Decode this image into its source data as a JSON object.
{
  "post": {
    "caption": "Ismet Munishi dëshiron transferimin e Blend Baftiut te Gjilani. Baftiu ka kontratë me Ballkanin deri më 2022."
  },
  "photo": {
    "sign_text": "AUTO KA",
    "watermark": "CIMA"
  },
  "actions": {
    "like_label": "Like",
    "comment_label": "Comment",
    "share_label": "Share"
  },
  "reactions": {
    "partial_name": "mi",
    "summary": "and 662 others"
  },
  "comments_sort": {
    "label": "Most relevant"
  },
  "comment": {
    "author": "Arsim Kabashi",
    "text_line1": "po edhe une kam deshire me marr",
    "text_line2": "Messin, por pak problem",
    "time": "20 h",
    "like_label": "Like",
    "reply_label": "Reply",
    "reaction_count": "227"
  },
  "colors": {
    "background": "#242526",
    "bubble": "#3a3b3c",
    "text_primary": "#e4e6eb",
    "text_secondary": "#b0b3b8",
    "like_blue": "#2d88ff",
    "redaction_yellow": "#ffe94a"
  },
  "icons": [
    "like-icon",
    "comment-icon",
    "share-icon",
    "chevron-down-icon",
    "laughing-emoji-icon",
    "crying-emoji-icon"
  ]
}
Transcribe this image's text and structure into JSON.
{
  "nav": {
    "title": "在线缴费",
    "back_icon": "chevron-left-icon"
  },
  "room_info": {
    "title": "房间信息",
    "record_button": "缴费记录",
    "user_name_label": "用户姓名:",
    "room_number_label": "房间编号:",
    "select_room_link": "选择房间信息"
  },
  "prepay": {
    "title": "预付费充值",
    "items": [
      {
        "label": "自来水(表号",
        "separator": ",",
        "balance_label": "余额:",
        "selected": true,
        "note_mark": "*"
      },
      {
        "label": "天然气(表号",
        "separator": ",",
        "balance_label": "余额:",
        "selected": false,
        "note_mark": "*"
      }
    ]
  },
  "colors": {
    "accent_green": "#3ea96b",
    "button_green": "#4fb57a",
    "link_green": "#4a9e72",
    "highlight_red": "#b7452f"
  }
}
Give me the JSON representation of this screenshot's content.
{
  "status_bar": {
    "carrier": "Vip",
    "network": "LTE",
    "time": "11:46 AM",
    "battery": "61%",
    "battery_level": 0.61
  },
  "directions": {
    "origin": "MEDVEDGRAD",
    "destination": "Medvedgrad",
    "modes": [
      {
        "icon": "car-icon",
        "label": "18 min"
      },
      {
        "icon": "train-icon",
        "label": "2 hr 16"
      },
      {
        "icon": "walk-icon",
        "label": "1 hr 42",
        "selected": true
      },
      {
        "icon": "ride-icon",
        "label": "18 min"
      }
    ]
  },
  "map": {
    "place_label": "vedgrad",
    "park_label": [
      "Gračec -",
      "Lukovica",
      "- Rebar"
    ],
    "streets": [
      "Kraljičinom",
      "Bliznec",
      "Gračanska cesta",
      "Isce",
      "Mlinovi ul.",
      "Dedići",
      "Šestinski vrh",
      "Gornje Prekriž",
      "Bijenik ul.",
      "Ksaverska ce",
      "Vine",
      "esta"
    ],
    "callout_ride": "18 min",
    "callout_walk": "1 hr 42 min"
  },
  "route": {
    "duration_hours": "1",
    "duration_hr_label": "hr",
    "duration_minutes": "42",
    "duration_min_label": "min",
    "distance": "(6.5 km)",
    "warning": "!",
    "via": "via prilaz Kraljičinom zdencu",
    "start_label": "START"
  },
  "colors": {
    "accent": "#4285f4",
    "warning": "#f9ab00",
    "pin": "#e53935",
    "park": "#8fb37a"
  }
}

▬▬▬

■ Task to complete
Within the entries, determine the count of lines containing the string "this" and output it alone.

■ Solution below
3